[Stored items from a collection]
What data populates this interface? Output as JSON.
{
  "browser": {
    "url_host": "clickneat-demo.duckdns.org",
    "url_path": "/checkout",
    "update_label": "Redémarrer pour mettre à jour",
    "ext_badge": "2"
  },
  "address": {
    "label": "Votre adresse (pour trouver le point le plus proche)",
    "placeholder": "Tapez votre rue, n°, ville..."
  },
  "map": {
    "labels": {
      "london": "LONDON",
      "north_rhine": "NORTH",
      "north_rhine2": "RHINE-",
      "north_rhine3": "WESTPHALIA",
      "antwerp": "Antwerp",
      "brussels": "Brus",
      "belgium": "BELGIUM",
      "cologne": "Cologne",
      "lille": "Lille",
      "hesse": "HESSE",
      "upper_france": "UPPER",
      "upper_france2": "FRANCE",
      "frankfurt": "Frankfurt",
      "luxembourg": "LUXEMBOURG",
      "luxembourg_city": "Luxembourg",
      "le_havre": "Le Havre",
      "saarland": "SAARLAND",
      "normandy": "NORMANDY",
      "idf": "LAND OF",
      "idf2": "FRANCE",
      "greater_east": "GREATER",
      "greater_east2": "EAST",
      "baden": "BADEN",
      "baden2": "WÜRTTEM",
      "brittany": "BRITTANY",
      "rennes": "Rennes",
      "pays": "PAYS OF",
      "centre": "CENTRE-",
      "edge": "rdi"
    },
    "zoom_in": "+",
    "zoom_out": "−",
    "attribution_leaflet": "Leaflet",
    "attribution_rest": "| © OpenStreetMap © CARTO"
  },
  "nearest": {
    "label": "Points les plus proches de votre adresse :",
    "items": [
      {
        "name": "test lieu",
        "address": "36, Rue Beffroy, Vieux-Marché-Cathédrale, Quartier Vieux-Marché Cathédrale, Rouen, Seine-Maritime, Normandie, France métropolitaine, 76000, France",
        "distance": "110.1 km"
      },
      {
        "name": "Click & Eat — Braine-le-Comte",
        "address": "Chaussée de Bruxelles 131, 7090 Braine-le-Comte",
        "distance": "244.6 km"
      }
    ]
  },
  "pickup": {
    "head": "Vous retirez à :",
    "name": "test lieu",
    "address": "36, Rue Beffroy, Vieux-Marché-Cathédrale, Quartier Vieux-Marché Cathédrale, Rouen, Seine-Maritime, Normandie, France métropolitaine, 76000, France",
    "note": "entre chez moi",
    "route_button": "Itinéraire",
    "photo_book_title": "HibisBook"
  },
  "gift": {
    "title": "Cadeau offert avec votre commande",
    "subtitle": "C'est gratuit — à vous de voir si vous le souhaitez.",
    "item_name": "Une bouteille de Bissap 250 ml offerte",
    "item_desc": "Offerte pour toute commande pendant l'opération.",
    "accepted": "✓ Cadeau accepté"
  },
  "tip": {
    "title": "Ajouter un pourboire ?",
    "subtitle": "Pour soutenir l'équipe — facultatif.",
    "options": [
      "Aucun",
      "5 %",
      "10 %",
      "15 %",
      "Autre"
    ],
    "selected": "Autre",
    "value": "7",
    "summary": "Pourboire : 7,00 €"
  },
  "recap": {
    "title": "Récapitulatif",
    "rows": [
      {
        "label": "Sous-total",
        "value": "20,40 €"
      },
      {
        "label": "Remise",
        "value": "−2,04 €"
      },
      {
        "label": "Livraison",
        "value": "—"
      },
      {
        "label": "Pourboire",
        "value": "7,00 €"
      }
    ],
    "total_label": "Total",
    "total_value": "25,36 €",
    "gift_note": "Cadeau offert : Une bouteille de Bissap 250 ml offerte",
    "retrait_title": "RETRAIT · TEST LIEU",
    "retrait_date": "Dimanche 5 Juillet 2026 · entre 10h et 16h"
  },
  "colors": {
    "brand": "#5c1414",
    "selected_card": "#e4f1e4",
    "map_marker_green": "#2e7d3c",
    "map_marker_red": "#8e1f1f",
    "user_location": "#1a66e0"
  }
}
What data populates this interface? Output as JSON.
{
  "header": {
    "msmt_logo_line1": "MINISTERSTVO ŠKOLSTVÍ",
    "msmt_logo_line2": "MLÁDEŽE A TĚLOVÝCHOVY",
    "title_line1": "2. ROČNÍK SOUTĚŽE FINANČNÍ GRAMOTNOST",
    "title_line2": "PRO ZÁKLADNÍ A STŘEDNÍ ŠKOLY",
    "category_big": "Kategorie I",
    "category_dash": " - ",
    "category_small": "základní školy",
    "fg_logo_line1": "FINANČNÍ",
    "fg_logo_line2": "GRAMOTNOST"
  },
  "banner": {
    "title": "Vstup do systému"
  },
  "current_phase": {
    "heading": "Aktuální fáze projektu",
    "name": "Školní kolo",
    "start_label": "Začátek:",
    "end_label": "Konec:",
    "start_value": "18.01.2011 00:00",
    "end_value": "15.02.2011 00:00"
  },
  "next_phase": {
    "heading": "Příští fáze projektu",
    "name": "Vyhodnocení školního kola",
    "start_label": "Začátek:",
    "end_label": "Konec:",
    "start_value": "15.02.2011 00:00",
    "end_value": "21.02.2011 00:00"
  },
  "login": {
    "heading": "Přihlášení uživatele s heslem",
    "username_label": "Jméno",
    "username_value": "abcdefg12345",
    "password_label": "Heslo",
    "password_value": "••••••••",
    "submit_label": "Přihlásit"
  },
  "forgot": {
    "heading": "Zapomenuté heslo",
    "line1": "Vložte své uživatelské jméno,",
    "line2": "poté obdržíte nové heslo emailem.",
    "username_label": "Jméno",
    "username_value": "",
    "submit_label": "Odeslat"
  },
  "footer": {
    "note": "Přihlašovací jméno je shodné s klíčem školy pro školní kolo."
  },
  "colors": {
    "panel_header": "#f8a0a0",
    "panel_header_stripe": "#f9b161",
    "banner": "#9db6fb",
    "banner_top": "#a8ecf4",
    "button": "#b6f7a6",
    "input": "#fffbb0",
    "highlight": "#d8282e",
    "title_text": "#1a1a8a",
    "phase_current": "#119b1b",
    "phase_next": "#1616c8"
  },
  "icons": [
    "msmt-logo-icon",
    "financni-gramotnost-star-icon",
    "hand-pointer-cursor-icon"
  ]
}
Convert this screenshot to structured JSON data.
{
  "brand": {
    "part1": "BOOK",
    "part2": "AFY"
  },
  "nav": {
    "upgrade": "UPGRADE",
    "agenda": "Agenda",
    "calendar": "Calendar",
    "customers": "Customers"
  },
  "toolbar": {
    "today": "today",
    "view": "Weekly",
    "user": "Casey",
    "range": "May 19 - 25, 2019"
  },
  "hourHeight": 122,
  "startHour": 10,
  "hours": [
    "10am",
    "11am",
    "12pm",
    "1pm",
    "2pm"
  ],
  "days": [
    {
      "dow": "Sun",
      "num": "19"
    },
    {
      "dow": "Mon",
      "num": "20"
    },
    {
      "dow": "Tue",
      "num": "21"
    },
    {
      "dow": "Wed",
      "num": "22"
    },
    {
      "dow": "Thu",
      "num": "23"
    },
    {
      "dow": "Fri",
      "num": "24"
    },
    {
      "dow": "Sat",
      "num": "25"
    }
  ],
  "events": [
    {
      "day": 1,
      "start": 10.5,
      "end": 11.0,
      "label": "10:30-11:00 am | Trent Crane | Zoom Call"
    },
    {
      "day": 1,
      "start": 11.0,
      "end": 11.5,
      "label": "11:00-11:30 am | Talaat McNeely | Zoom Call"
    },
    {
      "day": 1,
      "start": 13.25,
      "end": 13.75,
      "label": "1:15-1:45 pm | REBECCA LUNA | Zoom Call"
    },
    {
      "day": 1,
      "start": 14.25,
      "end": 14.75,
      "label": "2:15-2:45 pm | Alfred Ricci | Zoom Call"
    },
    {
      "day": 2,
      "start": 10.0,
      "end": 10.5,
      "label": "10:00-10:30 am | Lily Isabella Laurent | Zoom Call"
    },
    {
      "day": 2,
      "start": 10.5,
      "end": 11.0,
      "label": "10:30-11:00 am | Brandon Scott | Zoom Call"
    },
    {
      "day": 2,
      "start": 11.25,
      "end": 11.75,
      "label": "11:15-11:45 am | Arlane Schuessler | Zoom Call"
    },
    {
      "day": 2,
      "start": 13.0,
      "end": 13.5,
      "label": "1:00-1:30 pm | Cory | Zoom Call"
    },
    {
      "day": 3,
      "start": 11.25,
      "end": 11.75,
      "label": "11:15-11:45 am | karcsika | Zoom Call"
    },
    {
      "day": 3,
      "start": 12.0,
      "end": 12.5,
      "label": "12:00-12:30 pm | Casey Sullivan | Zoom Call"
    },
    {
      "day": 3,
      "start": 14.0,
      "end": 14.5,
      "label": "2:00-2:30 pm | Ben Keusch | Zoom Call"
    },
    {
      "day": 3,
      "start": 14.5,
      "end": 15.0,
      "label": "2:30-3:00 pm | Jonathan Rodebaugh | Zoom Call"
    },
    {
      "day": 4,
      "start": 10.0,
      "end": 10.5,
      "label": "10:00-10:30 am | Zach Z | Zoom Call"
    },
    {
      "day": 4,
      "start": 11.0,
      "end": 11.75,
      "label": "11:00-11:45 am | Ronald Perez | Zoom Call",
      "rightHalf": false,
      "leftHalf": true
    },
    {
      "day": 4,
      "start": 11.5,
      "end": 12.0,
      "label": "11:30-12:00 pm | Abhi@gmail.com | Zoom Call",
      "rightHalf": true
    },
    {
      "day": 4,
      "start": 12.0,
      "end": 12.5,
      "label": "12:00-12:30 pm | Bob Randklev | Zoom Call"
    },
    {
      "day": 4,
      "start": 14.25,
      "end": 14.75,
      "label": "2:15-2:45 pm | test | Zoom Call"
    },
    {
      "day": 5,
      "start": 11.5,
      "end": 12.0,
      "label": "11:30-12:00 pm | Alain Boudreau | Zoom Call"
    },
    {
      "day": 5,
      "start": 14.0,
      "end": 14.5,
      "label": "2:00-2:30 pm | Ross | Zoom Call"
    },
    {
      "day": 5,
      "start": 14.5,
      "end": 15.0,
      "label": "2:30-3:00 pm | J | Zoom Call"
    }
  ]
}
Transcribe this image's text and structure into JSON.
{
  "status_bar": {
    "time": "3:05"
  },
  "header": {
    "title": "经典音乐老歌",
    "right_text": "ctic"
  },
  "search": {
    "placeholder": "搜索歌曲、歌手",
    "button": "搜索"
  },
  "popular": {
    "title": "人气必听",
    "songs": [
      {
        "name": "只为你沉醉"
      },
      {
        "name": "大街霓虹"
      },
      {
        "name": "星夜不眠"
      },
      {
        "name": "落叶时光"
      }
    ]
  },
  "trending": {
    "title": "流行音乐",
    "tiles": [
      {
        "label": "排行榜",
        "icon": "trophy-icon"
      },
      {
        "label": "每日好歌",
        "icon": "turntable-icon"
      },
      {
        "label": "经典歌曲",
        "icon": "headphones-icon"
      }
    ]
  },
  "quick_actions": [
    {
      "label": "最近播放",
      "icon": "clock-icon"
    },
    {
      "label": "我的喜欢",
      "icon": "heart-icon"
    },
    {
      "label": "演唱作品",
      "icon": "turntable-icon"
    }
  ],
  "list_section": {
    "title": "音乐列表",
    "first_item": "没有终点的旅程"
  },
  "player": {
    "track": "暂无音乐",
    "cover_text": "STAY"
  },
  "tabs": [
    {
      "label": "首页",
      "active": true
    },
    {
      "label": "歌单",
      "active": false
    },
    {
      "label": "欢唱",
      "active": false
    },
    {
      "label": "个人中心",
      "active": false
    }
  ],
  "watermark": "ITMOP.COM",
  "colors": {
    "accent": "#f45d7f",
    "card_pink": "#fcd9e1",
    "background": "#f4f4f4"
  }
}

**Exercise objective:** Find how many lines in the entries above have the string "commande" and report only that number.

**Result of this task:** 2